Often, second and subsequent interviews are likely to be more focused than preliminary interviews. Researchers approach follow-up interviews with more knowledge of the person and with a clearer understanding of what they want to know and the direction the research should take. Discussion on particular themes may be stimulated by referring to comments or ideas that arose during the first interview. With the benefit of preliminary interviews the interviewer will be able to interject questions where information is ambiguous or unclear and even politely stop and redirect informants if they are pursuing an area irrelevant to the research.
It might be necessary to increase the directiveness of questions throughout a final interview, to ensure that the informant's conceptions are clarified and all major areas of interest are addressed. At the end of the interview you may wish to ask direct questions about your original research ideas. The informant's responses may provide an interesting comparison to the data obtained by less direct questioning.

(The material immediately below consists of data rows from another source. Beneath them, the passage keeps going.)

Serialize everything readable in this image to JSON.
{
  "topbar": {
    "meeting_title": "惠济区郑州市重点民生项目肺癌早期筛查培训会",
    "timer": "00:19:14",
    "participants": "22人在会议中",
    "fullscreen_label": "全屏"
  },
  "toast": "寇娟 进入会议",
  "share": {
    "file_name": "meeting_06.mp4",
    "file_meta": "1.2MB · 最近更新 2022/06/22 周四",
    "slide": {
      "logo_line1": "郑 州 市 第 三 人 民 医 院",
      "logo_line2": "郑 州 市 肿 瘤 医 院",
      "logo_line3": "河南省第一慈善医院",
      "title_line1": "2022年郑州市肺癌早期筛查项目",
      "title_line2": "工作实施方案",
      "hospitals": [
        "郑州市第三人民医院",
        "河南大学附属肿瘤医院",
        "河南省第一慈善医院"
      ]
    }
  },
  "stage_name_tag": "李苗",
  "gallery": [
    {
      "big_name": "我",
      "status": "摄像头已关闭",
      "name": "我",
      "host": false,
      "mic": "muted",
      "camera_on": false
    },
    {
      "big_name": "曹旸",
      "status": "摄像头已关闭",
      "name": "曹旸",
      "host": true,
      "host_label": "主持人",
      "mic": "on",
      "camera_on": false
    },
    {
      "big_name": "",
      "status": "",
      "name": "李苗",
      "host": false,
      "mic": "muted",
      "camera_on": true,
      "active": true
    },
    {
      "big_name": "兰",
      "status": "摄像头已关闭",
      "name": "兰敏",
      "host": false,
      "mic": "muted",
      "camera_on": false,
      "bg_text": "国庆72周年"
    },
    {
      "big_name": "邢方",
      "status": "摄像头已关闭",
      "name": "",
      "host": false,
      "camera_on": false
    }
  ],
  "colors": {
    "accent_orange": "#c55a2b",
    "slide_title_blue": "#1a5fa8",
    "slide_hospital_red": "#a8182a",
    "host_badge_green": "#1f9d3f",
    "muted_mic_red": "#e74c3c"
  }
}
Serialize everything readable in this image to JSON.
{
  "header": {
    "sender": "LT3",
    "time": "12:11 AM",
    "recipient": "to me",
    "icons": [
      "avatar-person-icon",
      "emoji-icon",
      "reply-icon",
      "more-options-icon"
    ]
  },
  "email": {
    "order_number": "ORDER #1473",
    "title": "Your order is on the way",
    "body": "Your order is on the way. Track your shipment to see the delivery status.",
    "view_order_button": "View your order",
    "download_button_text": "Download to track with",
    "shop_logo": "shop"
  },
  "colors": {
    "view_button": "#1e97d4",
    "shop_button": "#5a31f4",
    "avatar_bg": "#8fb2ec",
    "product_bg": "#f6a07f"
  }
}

For example, in the 1930s, Clifford Shaw and associates at the Institute for Juvenile Research in Chicago used a sequence of interviews when collecting life histories. An initial interview generated a chronological list of major events in the research subject's life. This was used as a guide to the writing of the subject's 'own story', the elaboration of which was accomplished through further interviews (Shaw, 1930).